**YOUR ASSIGNMENT:**
Which lines of the listing below contain the word "пункта"? Copy each of them.

**DATA SECTION:**
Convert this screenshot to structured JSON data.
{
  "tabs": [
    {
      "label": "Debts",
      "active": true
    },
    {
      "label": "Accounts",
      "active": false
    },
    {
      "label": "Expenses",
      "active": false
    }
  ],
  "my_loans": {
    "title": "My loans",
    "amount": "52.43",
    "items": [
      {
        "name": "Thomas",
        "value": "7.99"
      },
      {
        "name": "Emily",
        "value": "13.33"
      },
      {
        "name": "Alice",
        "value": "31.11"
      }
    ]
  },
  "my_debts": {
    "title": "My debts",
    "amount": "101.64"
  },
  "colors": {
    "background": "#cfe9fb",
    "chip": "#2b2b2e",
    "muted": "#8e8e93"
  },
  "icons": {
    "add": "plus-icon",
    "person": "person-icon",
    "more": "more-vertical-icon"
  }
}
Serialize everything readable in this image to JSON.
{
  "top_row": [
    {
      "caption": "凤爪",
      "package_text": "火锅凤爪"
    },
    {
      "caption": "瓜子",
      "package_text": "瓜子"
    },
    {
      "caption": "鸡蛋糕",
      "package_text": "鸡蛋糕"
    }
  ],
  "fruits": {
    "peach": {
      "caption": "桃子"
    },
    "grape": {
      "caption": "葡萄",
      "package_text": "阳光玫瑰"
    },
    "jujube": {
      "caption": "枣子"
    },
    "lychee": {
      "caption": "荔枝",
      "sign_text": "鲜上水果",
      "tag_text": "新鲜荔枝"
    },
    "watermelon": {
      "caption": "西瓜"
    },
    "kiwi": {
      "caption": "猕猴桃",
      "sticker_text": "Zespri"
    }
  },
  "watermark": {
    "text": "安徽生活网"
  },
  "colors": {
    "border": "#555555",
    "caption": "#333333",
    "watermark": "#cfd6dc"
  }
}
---
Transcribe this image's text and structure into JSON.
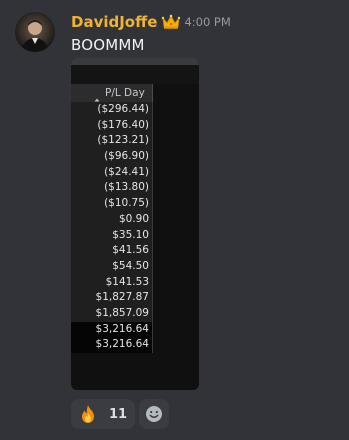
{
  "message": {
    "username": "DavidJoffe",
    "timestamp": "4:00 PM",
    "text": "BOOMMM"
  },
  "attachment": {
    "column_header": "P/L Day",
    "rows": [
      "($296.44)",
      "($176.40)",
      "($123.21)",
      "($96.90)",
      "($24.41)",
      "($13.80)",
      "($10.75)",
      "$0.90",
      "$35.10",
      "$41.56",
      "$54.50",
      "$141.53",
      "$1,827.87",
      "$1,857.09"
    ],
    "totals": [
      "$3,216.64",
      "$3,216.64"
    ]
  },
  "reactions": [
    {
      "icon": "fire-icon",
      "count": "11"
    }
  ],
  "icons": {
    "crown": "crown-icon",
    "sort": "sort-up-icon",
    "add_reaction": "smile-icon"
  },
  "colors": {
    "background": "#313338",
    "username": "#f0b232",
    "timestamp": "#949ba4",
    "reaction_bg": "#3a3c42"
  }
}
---
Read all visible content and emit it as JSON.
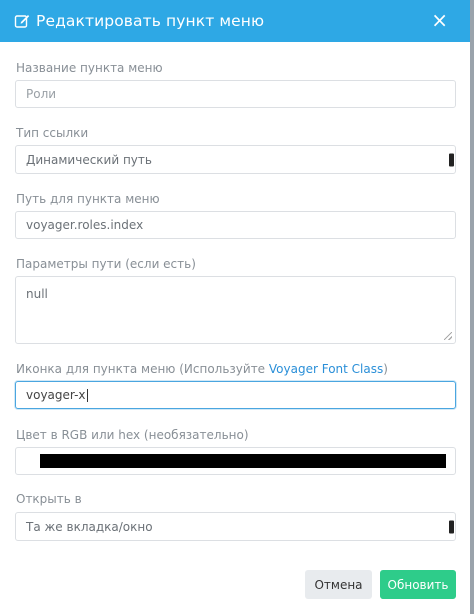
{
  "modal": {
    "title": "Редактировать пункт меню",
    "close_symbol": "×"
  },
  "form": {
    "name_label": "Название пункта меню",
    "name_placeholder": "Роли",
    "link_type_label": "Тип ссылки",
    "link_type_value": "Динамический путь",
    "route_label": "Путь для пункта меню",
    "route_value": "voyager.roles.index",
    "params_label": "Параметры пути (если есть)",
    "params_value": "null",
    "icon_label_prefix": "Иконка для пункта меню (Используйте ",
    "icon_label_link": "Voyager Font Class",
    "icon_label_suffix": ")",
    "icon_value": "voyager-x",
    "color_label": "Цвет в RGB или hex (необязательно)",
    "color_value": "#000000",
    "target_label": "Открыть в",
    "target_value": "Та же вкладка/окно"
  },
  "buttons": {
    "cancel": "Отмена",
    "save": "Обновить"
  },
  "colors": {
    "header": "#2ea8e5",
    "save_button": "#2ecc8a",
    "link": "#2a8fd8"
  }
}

**SOLUTION BELOW:**
    "name_label": "Название пункта меню",
    "route_label": "Путь для пункта меню",
    "icon_label_prefix": "Иконка для пункта меню (Используйте ",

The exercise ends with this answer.